The problem: would that idea even work? I would need to test it out…
So I dove into the yarn stash and got working.
Unfortunately, the schoolyear had other ideas. Working on my story ground almost to a stop. The knitting, however, went on; I used a simple stockinette pattern. (Non-knitters: this means the project was practically brainless knitting.) Shortly before I moved, I bound off the shawl and wore it to my graduation. Unfortunately, it was way too small to wear as a skirt. When I finished moving, the shawl didn’t even come out of the box.
Work on the story continued, however, and I eventually rediscovered the shawl. It’s finished now–I picked up stitches along the edge and worked until it was big enough. In finishing it, though, I discovered something tragic: my idea wouldn’t work. As I was soaking the shawl so I could pin it out, the wool absorbed a surprising amount of water. My character lives in a damp climate–that could be a problem. Not only would the shawl be heavy, it would probably felt. If I wanted her to wear a shawl, it would have to be made of a different fiber, which didn’t work (for reasons that involve spoilers).
I suppose I was lucky. I had to revise the beginning of my story, and in doing so, I calmed my character down. The shawl never appears around her waist now. She wears a smaller incarnation of it at her shoulders, where it’s less likely to be felted by belts or boots.

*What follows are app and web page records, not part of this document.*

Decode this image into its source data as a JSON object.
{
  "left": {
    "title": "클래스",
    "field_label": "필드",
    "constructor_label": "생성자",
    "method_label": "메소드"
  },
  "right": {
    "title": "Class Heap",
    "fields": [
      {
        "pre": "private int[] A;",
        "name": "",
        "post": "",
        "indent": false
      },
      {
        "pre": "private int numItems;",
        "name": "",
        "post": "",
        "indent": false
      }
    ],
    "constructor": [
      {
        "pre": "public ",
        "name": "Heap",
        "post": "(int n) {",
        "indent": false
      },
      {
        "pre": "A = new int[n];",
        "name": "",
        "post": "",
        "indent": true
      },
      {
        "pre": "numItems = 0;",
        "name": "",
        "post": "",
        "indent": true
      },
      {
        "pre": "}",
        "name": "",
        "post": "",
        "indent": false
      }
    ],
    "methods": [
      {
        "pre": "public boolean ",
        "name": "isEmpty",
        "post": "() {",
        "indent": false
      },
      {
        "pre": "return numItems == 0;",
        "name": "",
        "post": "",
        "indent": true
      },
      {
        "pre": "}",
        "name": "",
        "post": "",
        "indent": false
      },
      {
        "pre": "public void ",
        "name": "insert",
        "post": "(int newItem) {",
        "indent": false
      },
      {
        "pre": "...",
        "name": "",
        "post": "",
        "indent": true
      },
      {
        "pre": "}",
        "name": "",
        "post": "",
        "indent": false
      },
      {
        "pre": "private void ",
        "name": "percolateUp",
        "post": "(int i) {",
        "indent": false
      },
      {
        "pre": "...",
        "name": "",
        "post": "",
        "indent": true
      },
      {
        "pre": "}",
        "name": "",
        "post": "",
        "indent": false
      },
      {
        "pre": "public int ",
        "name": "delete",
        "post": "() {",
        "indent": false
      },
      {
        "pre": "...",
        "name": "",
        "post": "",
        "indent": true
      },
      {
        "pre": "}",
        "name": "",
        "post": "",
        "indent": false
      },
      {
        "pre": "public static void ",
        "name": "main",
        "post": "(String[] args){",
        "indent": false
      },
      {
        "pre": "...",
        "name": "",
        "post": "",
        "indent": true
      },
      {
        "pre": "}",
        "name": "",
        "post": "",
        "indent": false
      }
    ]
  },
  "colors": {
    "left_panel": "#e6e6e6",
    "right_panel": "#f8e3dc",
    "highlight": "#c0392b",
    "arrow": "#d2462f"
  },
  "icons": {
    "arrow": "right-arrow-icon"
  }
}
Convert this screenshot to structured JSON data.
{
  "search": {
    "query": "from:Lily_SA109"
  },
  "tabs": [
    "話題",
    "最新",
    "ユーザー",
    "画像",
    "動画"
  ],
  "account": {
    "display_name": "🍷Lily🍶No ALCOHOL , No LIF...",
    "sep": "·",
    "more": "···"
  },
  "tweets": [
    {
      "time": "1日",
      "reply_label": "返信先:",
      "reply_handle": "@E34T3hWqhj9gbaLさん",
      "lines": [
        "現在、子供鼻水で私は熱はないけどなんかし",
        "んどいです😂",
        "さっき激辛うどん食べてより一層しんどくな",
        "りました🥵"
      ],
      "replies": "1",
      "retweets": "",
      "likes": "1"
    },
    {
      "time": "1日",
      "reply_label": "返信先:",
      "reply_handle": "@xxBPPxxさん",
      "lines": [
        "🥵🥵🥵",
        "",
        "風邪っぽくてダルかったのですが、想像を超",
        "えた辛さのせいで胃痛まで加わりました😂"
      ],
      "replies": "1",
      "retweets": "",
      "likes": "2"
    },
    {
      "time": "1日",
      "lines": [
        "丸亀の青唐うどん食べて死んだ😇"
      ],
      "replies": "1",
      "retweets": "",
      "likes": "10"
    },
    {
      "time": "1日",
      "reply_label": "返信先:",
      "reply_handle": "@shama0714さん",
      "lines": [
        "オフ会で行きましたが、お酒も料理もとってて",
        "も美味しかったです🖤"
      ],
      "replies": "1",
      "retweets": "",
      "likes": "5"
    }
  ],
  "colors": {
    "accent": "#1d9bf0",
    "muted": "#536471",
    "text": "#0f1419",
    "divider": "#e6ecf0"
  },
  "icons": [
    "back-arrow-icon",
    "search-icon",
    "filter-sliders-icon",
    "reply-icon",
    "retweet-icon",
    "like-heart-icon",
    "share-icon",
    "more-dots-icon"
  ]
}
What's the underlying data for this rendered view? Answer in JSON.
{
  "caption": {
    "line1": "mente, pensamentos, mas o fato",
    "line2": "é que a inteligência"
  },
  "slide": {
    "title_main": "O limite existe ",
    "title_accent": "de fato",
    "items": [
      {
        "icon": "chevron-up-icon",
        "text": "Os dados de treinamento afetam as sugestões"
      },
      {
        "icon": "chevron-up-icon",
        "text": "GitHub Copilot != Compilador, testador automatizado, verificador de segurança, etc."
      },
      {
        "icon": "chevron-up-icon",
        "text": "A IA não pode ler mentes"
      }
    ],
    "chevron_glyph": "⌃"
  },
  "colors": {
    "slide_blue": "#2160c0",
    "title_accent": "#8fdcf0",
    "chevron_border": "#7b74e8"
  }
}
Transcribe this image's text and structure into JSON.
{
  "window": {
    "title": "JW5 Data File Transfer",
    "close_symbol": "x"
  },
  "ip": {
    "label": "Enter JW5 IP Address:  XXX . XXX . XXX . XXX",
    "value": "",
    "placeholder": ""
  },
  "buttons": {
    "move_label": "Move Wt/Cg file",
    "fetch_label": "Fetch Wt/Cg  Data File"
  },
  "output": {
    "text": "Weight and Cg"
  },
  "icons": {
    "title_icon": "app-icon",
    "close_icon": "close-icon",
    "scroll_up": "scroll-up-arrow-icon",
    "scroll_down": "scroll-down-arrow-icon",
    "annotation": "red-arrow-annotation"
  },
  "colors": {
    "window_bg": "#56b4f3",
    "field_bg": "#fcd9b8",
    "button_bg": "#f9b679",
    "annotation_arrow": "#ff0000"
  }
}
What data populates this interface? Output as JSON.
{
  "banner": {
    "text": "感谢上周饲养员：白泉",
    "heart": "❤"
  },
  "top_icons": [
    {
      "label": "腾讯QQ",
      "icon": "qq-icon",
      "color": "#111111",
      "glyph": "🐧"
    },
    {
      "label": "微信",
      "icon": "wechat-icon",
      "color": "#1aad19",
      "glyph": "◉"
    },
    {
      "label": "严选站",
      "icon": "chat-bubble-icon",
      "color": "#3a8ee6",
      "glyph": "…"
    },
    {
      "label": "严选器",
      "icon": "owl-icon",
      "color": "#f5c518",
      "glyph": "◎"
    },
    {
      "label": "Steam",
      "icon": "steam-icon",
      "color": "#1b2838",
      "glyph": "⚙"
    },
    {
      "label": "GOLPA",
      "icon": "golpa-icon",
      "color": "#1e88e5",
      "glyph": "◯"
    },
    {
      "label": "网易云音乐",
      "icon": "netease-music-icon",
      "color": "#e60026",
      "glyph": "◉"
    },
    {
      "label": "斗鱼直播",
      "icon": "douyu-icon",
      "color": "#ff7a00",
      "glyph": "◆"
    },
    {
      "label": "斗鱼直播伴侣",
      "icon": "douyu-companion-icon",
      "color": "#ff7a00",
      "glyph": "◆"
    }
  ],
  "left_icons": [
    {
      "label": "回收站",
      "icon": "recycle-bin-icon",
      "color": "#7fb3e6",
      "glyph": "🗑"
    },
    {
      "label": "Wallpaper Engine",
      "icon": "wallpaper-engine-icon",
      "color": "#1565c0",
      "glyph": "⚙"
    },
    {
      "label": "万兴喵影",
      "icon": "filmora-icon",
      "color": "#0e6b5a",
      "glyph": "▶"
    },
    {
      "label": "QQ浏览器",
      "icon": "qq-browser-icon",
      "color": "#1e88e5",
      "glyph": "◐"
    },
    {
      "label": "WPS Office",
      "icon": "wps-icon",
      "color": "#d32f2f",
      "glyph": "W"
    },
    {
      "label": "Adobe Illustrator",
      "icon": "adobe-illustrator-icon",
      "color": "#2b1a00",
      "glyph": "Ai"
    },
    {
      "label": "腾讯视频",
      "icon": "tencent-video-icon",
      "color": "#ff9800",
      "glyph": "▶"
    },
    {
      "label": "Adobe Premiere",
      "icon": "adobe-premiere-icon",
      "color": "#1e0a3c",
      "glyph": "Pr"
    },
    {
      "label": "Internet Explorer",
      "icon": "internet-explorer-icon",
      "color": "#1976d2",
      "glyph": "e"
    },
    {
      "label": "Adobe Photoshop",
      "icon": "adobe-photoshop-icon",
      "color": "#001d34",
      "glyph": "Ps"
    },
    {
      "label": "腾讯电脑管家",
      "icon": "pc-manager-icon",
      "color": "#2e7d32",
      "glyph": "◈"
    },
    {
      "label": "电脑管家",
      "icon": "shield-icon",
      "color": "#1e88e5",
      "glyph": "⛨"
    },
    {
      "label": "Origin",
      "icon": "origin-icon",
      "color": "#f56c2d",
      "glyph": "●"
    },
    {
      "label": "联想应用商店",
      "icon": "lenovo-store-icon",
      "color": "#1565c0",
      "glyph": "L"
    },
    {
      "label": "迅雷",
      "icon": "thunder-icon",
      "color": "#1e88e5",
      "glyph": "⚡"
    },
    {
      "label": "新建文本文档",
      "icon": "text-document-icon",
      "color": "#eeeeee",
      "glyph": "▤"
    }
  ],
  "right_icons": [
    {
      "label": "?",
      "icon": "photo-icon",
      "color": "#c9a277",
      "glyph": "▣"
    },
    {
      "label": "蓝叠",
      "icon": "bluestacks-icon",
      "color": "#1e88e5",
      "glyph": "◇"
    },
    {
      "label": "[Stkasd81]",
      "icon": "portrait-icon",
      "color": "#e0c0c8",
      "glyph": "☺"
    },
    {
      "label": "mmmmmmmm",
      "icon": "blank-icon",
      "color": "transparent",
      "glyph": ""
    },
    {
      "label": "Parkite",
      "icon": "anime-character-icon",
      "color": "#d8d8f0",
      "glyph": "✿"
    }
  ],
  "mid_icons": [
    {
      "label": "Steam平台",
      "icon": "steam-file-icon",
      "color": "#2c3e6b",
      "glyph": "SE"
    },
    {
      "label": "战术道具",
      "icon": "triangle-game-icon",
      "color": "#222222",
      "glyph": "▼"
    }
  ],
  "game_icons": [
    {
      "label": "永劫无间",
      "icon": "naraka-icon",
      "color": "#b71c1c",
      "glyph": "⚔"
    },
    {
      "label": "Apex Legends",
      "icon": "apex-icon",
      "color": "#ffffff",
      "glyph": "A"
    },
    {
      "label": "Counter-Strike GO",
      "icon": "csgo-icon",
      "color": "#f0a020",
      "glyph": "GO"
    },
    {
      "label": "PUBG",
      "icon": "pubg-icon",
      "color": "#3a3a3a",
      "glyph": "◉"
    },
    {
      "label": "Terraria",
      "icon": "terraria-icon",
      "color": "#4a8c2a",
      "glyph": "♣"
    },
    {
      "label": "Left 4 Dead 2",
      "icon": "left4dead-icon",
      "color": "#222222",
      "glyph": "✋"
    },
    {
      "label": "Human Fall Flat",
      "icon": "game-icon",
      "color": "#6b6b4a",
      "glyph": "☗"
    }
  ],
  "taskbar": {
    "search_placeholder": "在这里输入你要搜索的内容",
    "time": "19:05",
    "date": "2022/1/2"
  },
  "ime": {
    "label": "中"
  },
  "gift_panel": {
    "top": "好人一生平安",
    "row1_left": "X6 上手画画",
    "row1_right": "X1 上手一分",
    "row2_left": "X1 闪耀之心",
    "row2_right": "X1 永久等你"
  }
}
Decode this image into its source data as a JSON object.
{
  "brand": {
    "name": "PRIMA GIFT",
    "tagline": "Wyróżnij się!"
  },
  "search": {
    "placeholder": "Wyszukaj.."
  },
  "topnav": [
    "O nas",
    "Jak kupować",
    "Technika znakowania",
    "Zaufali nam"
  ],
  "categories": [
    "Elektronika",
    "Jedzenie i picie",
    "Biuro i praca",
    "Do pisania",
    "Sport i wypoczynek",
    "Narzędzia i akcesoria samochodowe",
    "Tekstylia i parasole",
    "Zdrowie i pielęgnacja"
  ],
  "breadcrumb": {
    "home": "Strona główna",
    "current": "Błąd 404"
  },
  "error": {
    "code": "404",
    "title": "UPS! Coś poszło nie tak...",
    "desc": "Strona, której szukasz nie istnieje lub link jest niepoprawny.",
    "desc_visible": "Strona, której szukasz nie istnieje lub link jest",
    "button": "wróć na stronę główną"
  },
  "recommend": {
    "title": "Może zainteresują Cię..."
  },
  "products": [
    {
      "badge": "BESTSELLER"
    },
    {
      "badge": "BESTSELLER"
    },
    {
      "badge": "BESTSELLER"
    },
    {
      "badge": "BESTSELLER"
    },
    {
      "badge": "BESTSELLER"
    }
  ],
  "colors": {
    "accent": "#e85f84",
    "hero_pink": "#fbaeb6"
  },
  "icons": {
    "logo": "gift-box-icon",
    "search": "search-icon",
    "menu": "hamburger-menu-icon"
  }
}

But the shawl does exist. I’m wearing it now, in fact. That’s what I like about being polycraftual: combining my writing with my knitting motivated me to work on two projects I might have neglected otherwise.